= Your task =
Omit the pictures and return every entry exactly as written.

(Dataset rows describing interfaces)
_ _ _ _ _

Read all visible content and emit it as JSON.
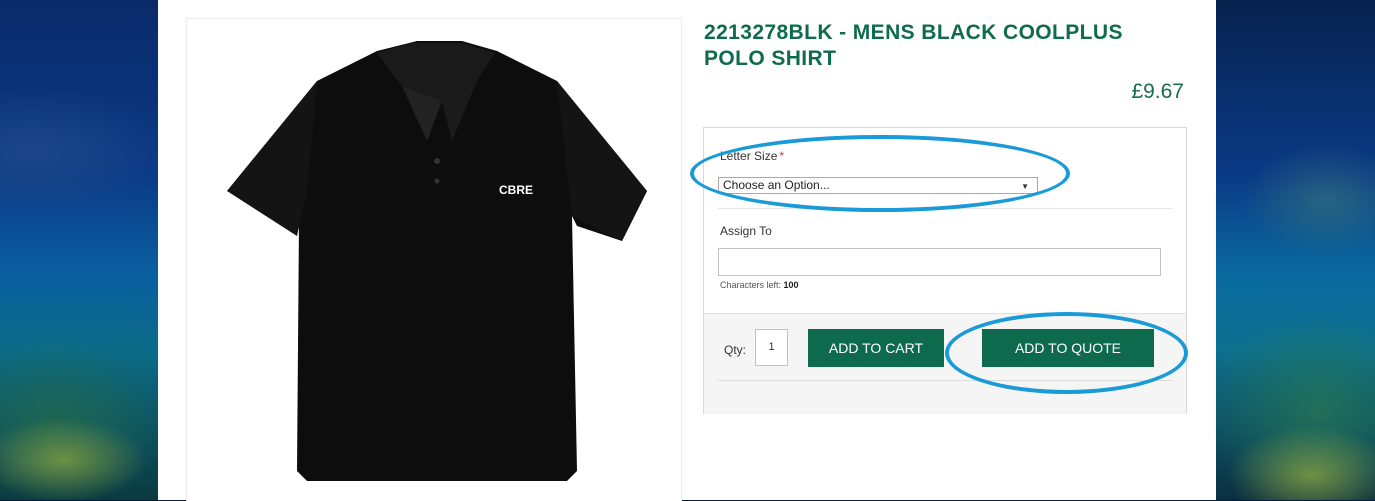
{
  "product": {
    "title": "2213278BLK - MENS BLACK COOLPLUS POLO SHIRT",
    "price": "£9.67",
    "image_logo_text": "CBRE",
    "image_alt_icon": "black-polo-shirt"
  },
  "options": {
    "size_label": "Letter Size",
    "required_marker": "*",
    "size_select_value": "Choose an Option...",
    "assign_label": "Assign To",
    "assign_value": "",
    "chars_left_label": "Characters left:",
    "chars_left_count": "100"
  },
  "actions": {
    "qty_label": "Qty:",
    "qty_value": "1",
    "add_to_cart": "ADD TO CART",
    "add_to_quote": "ADD TO QUOTE"
  },
  "colors": {
    "brand_green": "#0e6a4c",
    "annotation_blue": "#1a9ad6"
  }
}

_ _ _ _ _

= Exercise answer =
Read all visible content and emit it as JSON.
{
  "product": {
    "title": "2213278BLK - MENS BLACK COOLPLUS POLO SHIRT",
    "price": "£9.67",
    "image_logo_text": "CBRE",
    "image_alt_icon": "black-polo-shirt"
  },
  "options": {
    "size_label": "Letter Size",
    "required_marker": "*",
    "size_select_value": "Choose an Option...",
    "assign_label": "Assign To",
    "assign_value": "",
    "chars_left_label": "Characters left:",
    "chars_left_count": "100"
  },
  "actions": {
    "qty_label": "Qty:",
    "qty_value": "1",
    "add_to_cart": "ADD TO CART",
    "add_to_quote": "ADD TO QUOTE"
  },
  "colors": {
    "brand_green": "#0e6a4c",
    "annotation_blue": "#1a9ad6"
  }
}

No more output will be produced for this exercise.